How do you know when to take a stand and when to let things go? Here are five common mistakes, and some questions to think about.
- Avoiding telling people what you think because they might not like it. Of course, you need to assess timing and appropriateness. But I find (and I did it myself as a pastor) that many clergy shy away from candor out of a fear of conflict. Can you find one thing to be more candid about?
- Allowing poor performance from staff when there is no indication they will step up, because they need the job or because you don’t want to be candid with them. Ask this question: are they supervisable?
- Tolerating bad behavior, sometimes for years. Edwin Friedman used to suggest saying, “You can’t act like that here.” Depending on the situation and the person’s role in the church, you may need allies to set a limit. What’s the worst that could happen if you take a stand with this person?
- Taking an anxious stand – the flip side of not taking a stand at all. When we’re afraid to say what we think, when we finally do, it can come out with an edge. When you need to say something clearly, how can you get a little lighter about it?
- Finally, when you do take a clear stand: taking criticism too seriously, and too personally. Leaders get criticized, especially when they step up and lead.
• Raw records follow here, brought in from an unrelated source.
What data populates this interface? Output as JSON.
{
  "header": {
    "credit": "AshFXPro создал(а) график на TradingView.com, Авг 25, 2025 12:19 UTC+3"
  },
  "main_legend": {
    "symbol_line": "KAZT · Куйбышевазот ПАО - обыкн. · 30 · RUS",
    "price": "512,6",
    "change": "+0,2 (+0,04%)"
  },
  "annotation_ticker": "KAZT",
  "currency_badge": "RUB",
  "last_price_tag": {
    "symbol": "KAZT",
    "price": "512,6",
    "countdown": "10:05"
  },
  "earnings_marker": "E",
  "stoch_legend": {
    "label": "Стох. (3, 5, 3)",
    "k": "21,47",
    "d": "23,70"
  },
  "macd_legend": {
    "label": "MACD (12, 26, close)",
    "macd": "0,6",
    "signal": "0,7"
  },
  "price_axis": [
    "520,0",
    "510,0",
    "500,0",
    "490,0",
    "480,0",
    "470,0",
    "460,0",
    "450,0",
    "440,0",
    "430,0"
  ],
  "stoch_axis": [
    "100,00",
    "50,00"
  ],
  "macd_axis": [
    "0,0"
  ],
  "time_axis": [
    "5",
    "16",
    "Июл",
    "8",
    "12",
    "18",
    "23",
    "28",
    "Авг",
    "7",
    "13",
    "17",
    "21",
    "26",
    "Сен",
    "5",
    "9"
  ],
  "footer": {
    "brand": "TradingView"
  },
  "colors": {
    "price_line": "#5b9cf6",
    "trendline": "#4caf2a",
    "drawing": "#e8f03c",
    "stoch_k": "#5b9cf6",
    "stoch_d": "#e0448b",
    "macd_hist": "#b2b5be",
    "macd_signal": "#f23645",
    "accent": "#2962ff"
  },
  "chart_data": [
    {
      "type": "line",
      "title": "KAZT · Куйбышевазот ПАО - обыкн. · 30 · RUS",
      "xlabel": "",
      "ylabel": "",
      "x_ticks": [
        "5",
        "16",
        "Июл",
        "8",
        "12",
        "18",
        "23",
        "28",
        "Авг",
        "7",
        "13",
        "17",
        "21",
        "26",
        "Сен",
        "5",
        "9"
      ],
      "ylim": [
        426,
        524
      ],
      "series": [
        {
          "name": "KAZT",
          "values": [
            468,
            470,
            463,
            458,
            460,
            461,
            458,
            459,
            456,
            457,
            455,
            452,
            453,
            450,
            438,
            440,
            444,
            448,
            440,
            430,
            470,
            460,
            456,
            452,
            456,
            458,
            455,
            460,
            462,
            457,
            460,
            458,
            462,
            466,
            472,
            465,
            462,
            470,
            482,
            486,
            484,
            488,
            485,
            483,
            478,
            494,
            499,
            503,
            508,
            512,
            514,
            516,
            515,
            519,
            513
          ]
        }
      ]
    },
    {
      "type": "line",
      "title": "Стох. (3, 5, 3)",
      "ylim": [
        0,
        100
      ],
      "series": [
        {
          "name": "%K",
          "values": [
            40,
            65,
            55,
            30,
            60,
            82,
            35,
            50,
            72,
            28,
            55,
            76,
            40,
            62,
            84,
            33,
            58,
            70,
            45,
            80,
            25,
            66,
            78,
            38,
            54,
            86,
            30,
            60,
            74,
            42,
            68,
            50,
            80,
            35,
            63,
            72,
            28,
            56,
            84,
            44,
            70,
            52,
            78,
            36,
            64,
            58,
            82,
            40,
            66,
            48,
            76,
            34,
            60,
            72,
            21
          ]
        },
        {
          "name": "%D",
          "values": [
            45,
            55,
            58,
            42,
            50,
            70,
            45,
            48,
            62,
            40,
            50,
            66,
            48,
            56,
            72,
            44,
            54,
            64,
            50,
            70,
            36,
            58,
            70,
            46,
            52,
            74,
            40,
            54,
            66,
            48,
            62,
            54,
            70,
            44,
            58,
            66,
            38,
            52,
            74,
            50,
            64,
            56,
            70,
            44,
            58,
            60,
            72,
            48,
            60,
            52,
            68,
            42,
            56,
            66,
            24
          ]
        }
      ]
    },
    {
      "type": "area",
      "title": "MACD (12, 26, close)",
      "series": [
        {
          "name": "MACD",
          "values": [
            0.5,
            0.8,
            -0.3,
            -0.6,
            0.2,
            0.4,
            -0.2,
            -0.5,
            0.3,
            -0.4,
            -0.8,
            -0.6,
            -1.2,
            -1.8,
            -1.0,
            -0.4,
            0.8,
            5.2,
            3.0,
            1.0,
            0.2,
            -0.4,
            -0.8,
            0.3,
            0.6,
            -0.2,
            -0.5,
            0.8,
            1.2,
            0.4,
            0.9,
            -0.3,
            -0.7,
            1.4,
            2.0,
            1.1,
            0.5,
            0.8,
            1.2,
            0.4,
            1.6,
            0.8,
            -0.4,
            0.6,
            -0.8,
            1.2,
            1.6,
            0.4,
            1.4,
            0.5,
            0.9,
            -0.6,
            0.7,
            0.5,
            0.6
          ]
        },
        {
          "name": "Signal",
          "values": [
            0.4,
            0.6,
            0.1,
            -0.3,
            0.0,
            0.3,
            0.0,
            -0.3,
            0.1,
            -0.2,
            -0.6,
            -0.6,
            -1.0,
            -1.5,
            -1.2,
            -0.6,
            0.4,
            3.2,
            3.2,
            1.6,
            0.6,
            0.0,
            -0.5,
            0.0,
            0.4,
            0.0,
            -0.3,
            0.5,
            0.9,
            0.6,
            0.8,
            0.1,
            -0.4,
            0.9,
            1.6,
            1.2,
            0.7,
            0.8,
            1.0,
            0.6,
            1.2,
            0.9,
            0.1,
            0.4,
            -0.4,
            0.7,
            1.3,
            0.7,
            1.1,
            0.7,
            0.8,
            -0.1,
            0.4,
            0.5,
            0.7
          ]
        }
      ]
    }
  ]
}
It’s part of the job description, even at church. What can you do to cultivate a thicker skin?